- Education and blood culture collection kits set a baseline blood culture contamination (BCC) rate of just under 4% for a calendar year.
- Education, a dedicated BC collection team, and accountability enabled the facility to average ~3% for the following year.
- The introduction of Kurin Lock® significantly lowered the average BCC rate to 1.4% (a 63% decrease) for 2+ years.
- Utilizing their own calculations, the hospital estimates cost avoidance savings from their combined efforts at ~$2 million over the two years.
This case study highlights the multi-pronged efforts of a single Midwestern emergency department to reduce blood culture contamination (BCC). Over a four-year period, they emphasized education and accountability, but it wasn’t until they added Kurin technology to the mix that they met and sustained their goals.
With an unacceptable historical BCC rate, ED leadership established a 3% goal, focused on best practices and education, which resulted in a rate a little below 4% but was subject to wide fluctuations, as high as 5%. Adding a custom blood culture kit caused rates to increase, so these were abandoned. The facility moved to dedicated techs for collection, eliminating RN draws, and made BCCs an employee performance metric, which helped stabilize their rates at 3%.

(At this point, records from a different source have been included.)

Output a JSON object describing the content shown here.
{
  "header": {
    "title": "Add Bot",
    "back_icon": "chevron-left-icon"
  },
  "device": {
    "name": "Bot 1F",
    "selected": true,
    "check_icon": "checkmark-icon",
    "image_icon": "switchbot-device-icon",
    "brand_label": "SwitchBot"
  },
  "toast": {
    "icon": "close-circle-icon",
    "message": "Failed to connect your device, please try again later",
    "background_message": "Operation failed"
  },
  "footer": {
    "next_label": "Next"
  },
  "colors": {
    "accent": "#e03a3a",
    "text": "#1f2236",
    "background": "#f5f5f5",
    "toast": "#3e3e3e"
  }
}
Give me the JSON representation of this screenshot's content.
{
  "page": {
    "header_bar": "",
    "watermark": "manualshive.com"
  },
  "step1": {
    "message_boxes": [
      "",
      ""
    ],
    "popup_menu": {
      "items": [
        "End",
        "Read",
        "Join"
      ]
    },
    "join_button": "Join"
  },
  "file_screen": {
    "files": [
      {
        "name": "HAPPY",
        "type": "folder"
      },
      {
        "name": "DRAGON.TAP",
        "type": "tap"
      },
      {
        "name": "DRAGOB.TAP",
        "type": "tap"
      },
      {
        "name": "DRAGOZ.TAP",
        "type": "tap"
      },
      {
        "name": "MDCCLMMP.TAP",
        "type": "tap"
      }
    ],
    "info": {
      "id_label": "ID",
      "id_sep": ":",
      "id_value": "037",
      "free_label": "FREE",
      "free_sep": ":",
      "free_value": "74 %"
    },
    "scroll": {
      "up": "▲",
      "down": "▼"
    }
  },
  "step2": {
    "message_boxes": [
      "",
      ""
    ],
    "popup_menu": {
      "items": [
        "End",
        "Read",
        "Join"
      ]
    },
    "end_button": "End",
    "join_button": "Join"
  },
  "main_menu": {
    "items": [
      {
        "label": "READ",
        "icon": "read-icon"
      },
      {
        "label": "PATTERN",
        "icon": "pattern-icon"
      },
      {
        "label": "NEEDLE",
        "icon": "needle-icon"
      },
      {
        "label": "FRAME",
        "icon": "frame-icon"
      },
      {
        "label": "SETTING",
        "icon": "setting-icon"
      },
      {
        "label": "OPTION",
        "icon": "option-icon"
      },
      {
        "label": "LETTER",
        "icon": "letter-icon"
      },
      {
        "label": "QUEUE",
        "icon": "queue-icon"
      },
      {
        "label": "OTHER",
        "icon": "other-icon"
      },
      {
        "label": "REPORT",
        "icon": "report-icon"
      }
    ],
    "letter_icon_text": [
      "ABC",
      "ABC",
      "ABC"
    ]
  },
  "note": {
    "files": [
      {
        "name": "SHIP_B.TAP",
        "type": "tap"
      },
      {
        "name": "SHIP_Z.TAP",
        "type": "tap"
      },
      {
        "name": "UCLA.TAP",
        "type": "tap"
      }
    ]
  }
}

Kurin Implementation and Process
In February 2019, the ED implemented the Kurin Lock and no additional changes were made. For two years, rates averaged less than 1.5%, with no single month higher than 2.2%. The fact that this significant rate decrease occurred during the COVID-19 pandemic is even more impressive.
Continuous education and accountability played important roles in this ED’s effort to address the clinical and financial problems caused by BCCs. However, these tactics alone did not deliver the optimal results, and it was only through the addition of Kurin technology that they were able to meet their goals. They worked with their finance department to determine the financial impact of these contaminations and found an average cost differential of about $5,800 per contamination. Given their volume of cultures, they estimate this single ED saved approximately $2 million over the two years. With the impending change to the 1% target, this facility is now better able to meet and sustain their goals.